The reputations of way too many public figures could do with a heavy steam cleaning or even scouring to do away with the tarnish. Cases in point, disgraced cyclist Lance Armstrong, former Alameda County supervisor Nadia Lockyer and conservative Sen. Robert Menendez, chairman of the Senate Foreign Relations Committee, who rumor has it enjoys dalliances with Dominican Republic prostitutes.
One reputation that is beyond cleaning, fixing or revamping is Anna Ayala, otherwise known as the Wendy's chili lady for the infamous scheme cooked up between her and her husband to bilk the fast-food giant. After her 2005 claims of finding a severed digit in her chili were debunked as staged and she went away on a four-year vacation at the big house, Ayala hit the radar again by falsely claiming somebody else shot her son in the ankle. Seems as a felon he's not allowed to have a firearm so the logical answer is of course to finger somebody innocent.
Another item not even fit for a Freecycle website is the coverage and reaction to the Steubenville, Ohio rape case that riveted the court-viewing public and raised all kinds of public outrage and debate over teens, small towns, girls who drink, the football players who assault them and everybody who felt the attack was proper social media fodder.

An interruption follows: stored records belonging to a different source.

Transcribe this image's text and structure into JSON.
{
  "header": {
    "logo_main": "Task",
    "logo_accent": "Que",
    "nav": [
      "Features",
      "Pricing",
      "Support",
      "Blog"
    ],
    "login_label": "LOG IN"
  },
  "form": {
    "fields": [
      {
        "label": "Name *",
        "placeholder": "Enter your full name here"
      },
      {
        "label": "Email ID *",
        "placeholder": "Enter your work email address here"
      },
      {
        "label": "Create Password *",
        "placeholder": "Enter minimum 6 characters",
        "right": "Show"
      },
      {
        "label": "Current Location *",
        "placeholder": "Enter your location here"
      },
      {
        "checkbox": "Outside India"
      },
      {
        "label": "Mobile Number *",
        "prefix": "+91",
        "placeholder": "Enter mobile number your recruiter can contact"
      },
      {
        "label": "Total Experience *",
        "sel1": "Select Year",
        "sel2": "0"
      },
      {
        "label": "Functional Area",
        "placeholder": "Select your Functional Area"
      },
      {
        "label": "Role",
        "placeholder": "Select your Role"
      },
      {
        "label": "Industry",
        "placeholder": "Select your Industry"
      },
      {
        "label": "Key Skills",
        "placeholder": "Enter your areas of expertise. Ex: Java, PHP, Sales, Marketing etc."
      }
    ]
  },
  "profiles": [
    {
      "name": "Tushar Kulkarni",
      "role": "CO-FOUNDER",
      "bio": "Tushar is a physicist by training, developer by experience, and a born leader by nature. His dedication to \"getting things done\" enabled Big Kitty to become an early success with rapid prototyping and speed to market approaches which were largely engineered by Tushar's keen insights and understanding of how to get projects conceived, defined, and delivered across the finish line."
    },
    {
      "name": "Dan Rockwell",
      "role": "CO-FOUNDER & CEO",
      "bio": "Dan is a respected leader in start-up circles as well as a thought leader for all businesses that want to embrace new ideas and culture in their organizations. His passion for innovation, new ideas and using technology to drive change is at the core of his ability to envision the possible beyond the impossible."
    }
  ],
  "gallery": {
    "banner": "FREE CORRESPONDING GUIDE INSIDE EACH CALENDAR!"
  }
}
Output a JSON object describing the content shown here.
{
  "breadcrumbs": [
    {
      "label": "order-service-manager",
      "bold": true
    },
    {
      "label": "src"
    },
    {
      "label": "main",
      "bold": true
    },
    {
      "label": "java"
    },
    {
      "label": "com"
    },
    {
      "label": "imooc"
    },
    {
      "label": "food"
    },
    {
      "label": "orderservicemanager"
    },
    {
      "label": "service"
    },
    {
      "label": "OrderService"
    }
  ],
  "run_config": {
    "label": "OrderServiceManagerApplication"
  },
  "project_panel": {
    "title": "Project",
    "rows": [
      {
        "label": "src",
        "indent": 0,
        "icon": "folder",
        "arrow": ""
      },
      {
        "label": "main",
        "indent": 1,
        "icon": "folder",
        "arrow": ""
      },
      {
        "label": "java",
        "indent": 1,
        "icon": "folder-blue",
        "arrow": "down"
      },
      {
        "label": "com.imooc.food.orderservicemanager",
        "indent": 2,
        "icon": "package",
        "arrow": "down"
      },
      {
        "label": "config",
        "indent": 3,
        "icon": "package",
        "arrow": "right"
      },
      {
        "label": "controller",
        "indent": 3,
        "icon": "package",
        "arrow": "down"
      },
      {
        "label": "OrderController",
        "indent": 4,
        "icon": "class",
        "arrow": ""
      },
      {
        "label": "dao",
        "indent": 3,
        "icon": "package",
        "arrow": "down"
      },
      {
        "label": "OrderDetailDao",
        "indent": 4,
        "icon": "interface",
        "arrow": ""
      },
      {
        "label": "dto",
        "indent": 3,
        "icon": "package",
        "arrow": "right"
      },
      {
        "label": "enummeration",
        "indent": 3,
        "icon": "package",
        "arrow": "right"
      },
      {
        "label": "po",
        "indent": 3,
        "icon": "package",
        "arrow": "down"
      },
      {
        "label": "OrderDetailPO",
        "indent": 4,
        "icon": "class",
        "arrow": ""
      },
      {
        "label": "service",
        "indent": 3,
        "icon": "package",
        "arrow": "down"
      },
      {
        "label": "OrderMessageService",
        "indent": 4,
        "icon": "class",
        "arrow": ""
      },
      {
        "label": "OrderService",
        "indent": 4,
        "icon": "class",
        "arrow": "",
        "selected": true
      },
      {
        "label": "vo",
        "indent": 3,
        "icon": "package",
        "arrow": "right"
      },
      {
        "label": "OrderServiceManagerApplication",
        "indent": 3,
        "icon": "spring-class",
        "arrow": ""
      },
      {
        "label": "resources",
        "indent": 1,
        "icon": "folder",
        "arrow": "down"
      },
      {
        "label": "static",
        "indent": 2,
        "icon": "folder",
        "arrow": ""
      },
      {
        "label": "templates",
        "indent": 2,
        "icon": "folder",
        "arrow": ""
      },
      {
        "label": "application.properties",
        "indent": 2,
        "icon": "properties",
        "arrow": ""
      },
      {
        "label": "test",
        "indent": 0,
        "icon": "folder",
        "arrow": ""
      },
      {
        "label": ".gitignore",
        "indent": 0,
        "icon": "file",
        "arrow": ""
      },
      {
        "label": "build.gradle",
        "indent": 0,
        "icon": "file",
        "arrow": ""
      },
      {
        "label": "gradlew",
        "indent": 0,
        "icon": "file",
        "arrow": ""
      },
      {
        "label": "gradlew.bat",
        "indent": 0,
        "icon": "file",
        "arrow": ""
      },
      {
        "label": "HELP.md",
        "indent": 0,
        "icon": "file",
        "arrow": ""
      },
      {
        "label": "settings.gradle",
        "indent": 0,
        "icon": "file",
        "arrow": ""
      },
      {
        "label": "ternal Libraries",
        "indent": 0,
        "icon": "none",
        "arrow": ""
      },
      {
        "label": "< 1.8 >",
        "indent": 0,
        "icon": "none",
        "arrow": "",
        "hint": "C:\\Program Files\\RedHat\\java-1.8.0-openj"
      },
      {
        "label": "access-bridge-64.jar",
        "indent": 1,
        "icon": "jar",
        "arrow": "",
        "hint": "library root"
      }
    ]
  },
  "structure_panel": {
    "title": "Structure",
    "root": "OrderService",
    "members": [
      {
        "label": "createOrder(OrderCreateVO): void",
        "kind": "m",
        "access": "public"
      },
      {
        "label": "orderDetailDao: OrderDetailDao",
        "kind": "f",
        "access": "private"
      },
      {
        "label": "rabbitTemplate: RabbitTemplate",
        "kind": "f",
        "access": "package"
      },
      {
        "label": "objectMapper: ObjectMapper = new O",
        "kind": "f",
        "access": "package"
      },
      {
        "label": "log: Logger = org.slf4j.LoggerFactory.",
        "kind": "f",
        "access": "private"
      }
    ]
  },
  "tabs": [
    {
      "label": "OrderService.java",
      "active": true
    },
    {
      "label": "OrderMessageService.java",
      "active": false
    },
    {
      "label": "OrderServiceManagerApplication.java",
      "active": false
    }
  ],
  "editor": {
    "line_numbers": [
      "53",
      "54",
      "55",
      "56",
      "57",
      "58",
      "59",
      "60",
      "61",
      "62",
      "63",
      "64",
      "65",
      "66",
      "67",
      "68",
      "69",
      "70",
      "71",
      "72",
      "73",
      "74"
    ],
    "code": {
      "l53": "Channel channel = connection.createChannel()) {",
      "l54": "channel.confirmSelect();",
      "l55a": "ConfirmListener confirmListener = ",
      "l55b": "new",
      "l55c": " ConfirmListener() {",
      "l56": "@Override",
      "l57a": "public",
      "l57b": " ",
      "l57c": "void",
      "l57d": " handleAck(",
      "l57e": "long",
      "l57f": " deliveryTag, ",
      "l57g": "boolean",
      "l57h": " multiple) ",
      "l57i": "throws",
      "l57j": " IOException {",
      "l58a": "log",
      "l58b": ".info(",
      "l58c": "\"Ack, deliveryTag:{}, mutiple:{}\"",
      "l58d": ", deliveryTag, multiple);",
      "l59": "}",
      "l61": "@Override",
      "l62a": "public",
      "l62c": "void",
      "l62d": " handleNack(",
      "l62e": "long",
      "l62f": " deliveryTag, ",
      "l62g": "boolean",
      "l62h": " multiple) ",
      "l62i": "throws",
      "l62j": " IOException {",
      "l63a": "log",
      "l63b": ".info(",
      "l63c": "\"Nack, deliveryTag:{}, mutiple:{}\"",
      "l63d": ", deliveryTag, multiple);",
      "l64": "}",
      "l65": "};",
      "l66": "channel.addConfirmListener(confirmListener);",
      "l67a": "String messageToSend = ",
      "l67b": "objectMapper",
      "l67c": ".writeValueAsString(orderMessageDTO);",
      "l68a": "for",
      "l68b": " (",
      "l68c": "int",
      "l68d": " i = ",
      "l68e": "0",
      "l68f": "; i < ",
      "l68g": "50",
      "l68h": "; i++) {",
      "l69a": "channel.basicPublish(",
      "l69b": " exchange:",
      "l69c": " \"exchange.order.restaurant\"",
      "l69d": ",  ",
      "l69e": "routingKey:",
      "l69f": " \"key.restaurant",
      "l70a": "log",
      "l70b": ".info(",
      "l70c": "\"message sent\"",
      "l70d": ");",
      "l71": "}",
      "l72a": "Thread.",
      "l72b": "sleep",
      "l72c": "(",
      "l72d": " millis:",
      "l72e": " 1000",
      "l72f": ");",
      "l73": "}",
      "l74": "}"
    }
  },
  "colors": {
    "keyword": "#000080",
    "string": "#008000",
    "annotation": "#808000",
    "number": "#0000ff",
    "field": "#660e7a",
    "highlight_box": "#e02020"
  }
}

Afterward, CNN was knocked for portraying the convicted rapists too sympathetically, Fox was slammed for broadcasting the name of a sexual assault victim and one of the boy's lawyers offered up this gem on "Piers Morgan" -- that his teenage client shouldn't be forced into lifetime registration as a sex offender because at 16 he doesn't have a fully developed brain. Lawyer Walter Madison said his client shouldn't one day at age 75 have to "explain" his younger self's actions. Hmm. State Sen. Leland Yee used a similar neurological explanation to successfully get California to eradicate life in prison without parole for juveniles but even that requires a 25-year baseline sentence.
And sometimes during a deep clean, things we all but forgot about look fresh again with the perspective of a new season. Gun legislation. The Pope. Bangs.
So grab the mop and broom and do a little sprucing up. The best part of spring cleaning is making room for a whole new year's worth of disorder.
Michelle Durand's column "Off the Beat" runs every Tuesday and Thursday. She can be reached by email: firstname.lastname@example.org or by phone (650) 344-5200 ext. 102. What do you think of this column? Send a letter to the editor: email@example.com.